This is your key.
While I admire God’s ability to try to make a joke, I don’t feel like dealing with two angry kids, so I take the boys out, put them both to sleep, praying and hoping no one will steal the car from the driveway with the key in the ignition. When I return to the car, I put my hand on the gear and then I hits me.
The car was still in Drive.
I push it into Park, turn the key, it slides out effortlessly.
I hear the voice again:
Park. Rest. Rest is the key.
It’s no secret that I’m exhausted. All the time. All. The. Time. Whenever someone asks me how I am, my response is usually along the lines of, I’m well, you know, I’m tired, but I’m well. Most people look at the baby and toddler I tow around with me, smile and nod and then change the subject. It’s the rule, right? Small kids means fatigue.
My children are an easy target when I’m looking for whom to blame. The truth though? That’s a bit more complicated. Yes, I would have more energy if I slept without being woken up at night, and if I wasn’t breastfeeding, I would feel more well in general. But there are lots of little ways I give my rest away every single day.
I wear myself out by my time spent online because when I scroll through Facebook I’m observing, watching, digesting other people’s lives, and no matter how hard I try I find myself comparing, judging and regularly feeling jealous because who wouldn’t want to be flying off to (insert tropical island here) without small kids? It doesn’t even need to be so exotic, the sight of you eating a full meal in a restaurant without being interrupted by little hands and voices, that’s enough to make me feel like my life is lacking something.
And those thoughts about lack, those feelings that my life isn’t enough?
Exhausting. And far more wearying than a night of uninterrupted sleep.
I read a lot, mostly online, articles, blog posts, new ideas, new research. The vast majority of what I read is good, it’s edifying, technically encouraging and usually full of lovely ideas. But even this good reading lays a weight on my heart. Let’s say I read five blog posts in one sitting, which probably takes 30 minutes, and let’s presume that every single one of them were excellent, edifying and encouraging in content. It still leaves me with a head full of new ideas, opinions and ways-in-which-I-should-be-doing things, and if I did this every day for one week, that’s 35 competing ideas, and even if they aren’t competing, those are 35 different ways in which I could be doing, living, being differently. Even those articles about grace and resting in grace and being enough and I am enough leave me exhausted.
Months ago Katie, a blog friend, wrote about her Sunday dilemma. She was figuring out how to rest on a Sunday, how to set it apart from the rest of the week. It’s been on my mind ever since, and as 2013 drew closer and closer toward its end, I could feel the way my body, my soul and my spirit were longing for rest.
So as of 2014, one of our family resolutions is to set apart our Sundays, and from the start to the end, we spend the day resting.

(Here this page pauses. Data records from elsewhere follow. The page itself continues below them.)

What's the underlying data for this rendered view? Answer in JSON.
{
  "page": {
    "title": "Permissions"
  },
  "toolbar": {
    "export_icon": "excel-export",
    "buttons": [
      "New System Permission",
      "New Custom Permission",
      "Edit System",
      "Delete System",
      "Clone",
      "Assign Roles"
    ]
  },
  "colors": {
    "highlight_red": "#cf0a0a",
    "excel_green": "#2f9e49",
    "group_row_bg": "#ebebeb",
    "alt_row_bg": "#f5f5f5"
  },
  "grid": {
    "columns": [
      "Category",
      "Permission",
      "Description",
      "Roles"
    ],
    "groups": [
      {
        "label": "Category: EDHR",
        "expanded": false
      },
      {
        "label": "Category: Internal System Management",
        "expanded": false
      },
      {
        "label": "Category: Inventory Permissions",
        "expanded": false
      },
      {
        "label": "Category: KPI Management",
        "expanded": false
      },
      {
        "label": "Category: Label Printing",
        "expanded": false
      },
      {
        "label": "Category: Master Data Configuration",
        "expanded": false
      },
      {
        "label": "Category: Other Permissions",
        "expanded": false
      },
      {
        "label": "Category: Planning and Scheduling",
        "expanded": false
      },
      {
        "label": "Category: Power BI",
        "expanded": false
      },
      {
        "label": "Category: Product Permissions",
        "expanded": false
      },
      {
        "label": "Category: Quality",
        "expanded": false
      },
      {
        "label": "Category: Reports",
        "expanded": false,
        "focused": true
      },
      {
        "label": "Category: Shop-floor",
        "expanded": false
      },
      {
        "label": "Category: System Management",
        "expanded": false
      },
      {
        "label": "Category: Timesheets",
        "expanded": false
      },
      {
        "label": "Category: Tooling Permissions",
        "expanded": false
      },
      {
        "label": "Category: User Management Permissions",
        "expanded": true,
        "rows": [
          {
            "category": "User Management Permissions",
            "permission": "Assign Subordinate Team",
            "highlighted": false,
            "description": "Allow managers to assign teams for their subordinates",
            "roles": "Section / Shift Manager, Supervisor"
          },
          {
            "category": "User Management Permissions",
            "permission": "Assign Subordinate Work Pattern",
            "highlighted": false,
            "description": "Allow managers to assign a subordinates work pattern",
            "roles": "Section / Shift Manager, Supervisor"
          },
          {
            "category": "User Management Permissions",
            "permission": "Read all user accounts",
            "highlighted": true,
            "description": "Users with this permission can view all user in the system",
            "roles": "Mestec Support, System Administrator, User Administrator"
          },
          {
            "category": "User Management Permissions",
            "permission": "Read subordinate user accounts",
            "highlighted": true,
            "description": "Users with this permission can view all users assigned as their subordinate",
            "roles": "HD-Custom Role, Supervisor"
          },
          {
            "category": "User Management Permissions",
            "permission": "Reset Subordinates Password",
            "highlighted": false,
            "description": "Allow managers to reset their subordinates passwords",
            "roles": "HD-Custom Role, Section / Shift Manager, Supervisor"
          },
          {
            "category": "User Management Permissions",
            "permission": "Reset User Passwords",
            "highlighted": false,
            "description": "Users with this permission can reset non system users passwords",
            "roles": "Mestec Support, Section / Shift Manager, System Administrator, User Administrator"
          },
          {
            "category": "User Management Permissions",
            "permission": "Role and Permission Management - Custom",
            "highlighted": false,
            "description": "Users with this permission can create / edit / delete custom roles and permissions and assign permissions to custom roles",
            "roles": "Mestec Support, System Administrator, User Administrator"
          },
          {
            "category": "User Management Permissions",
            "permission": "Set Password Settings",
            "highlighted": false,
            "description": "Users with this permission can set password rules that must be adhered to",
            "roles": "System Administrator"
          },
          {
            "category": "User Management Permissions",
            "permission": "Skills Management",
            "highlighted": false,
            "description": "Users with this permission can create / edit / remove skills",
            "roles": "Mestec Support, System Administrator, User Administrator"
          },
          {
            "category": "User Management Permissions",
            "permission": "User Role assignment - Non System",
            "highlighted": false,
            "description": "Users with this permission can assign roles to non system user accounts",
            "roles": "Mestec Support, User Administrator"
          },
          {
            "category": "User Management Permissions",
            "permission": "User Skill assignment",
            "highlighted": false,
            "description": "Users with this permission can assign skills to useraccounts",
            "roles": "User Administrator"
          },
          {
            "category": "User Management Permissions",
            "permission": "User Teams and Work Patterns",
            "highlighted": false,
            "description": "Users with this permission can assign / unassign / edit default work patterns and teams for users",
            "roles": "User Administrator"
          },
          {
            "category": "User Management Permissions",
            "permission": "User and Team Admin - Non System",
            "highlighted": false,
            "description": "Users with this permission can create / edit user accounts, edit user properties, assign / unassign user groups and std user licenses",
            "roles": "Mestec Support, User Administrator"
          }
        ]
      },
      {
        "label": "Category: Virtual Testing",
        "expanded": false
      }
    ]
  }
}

We try to prepare for it by doing as much as we can on Saturday evening, I make a large pot of soup on Sunday that we eat for lunch and dinner (simple recipe to come tomorrow). The laptop stays closed for me, no email, no blogging, no social media, no reading online. We play with the kids, sometimes we sing, we might spend time outside, but the main ingredient of the day is this – there is nothing we have to do.
When both boys are down for their nap, I sit on our couch, light a few candles, pull out my journals, a book, my Bible, and I read and journal as much as I can. My pen scratches across the paper freely, I don’t think much about what I write, I lay down burdens and connections in my mind, in many ways I turn it off so that I can turn on my heart and soul.
This time is my fuel for the week. The more I empty myself of the burdens, worries, cares and concerns of the six days that preceded it, I fill up. With truth. With grace. With beauty. I refocus and recharge and remind myself of what matters: God, dreams, Word, my family, the world I inhabit in Stockholm, the simple. I leave each Sunday with more to give those I love in my life and more to give myself in the ups and downs of each week.
It turns out I needed to be in Park mode in more ways than one. Rest is quickly becoming my most prized possession in 2014, the key that opens the door to peace, joy and love.